Barnwell County, South Carolina facts for kids
Quick facts for kids
Barnwell County Courthouse in 1968
Location within the U.S. state of South Carolina
South Carolina's location within the U.S.
|• Total||557 sq mi (1,440 km2)|
|• Land||548 sq mi (1,420 km2)|
|• Water||8.9 sq mi (23 km2) 1.6%|
| • Estimate
|• Density||40.61/sq mi (15.680/km2)|
|Time zone||UTC−5 (Eastern)|
|• Summer (DST)||UTC−4 (EDT)|
The Barnwell District was created in 1797 (effective in 1800) from the southwestern portion of the Orangeburg District, along the Savannah River. It was named after John Barnwell, a local figure in the Revolutionary War.
In 1868, under the South Carolina Constitution revised during Reconstruction, South Carolina districts became counties. The government was made more democratic, with county officials to be elected by male citizens at least 21 years old, rather than by the state legislature as done previously.
In 1871 the legislature took the northwestern portion of the county to form part of the new Aiken County, the only county organized during the Reconstruction era. In 1874 the border with Aiken County was adjusted slightly. This county and Barnwell, with populations of blacks and whites that were nearly equal, had extensive violence in the months before the 1874 and 1876 elections, as groups of paramilitary Red Shirts rode to disrupt black Republican meetings and intimidate voters to suppress black voting. More than 100 black men were killed in Aiken County during the violence, especially at Ellenton, South Carolina.
In 1895 white Democrats in the state legislature passed a new constitution, disfranchising most blacks for more than 60 years by raising barriers to voter registration.
In 1897 the eastern third of the county was taken to form the new Bamberg County. In 1919 most of the southern half of the county was taken to form most of the new Allendale County, thus reducing Barnwell county to its present size.
According to the U.S. Census Bureau, the county has a total area of 557 square miles (1,440 km2), of which 548 square miles (1,420 km2) is land and 8.9 square miles (23 km2) (1.6%) is water.
- Aiken County - north
- Bamberg County - east
- Orangeburg County - east
- Allendale County - southeast
- Burke County, Georgia - southwest
|U.S. Decennial Census
As of the 2010 United States Census, there were 22,621 people, 8,937 households, and 6,055 families living in the county. The population density was 41.2 inhabitants per square mile (15.9/km2). There were 10,484 housing units at an average density of 19.1 per square mile (7.4/km2). The racial makeup of the county was 52.6% white, 44.3% black or African American, 0.6% Asian, 0.4% American Indian, 0.7% from other races, and 1.5% from two or more races. Those of Hispanic or Latino origin made up 1.8% of the population.
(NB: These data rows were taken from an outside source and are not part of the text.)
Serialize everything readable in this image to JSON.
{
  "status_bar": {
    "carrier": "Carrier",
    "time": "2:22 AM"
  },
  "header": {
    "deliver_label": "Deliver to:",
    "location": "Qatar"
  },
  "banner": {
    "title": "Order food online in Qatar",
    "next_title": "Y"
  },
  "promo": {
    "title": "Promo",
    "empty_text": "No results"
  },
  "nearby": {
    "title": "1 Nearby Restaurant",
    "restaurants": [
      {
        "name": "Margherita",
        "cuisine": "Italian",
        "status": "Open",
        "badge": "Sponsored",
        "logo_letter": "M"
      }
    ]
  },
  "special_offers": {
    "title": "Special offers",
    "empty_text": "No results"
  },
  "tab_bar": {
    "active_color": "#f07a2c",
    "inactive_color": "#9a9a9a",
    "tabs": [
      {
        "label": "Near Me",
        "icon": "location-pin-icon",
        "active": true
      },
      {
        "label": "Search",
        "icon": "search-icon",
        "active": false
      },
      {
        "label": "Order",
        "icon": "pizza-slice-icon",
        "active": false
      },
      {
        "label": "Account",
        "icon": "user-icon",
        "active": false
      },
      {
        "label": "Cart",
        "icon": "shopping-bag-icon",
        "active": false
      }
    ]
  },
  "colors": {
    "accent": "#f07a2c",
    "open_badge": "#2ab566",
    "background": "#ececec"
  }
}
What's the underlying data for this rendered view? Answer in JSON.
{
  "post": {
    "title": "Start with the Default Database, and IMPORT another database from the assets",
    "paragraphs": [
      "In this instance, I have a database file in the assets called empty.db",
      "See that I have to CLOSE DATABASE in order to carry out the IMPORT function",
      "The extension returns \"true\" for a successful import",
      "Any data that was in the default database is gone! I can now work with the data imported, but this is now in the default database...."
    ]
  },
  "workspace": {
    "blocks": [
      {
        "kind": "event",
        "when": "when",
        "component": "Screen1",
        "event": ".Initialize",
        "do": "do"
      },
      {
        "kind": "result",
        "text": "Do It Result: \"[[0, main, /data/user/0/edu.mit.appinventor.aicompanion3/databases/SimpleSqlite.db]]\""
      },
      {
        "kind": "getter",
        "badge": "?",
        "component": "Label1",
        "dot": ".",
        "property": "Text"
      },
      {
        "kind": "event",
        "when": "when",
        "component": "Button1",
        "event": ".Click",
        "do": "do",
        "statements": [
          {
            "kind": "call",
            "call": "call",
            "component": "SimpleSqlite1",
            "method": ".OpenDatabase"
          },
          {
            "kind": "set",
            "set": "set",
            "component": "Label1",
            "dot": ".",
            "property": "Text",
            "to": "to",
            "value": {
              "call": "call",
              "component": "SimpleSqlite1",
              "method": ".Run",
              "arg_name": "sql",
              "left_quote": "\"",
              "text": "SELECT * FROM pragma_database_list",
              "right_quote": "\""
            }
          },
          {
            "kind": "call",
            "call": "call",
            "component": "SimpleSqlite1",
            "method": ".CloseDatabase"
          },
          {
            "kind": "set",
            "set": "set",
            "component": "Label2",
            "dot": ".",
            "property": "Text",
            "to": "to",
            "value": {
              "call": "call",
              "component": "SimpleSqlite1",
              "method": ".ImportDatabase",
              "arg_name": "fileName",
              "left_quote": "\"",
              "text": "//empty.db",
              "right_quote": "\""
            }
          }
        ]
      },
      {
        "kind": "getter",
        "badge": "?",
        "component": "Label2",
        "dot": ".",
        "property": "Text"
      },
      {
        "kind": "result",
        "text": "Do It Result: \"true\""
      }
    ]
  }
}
In terms of ancestry, 11.5% were American, 5.7% were German, and 5.4% were English.
Of the 8,937 households, 34.0% had children under the age of 18 living with them, 41.8% were married couples living together, 20.8% had a female householder with no husband present, 32.2% were non-families, and 28.4% of all households were made up of individuals. The average household size was 2.50 and the average family size was 3.05. The median age was 38.8 years.
The median income for a household in the county was $33,816 and the median income for a family was $41,764. Males had a median income of $35,957 versus $30,291 for females. The per capita income for the county was $17,592. About 20.8% of families and 25.4% of the population were below the poverty line, including 39.6% of those under age 18 and 11.5% of those age 65 or over.
|Black or African American (non-Hispanic)||8,785||42.67%|
|Hispanic or Latino||520||2.53%|
As of the 2020 United States census, there were 20,589 people, 8,360 households, and 5,260 families residing in the county.
- Barnwell (county seat)
- Sarah Lowe Twiggs (1839-1920), poet
- Rosa Louise Woodberry (1869–1932), journalist, school founder
In Spanish: Condado de Barnwell para niños
Barnwell County, South Carolina Facts for Kids. Kiddle Encyclopedia.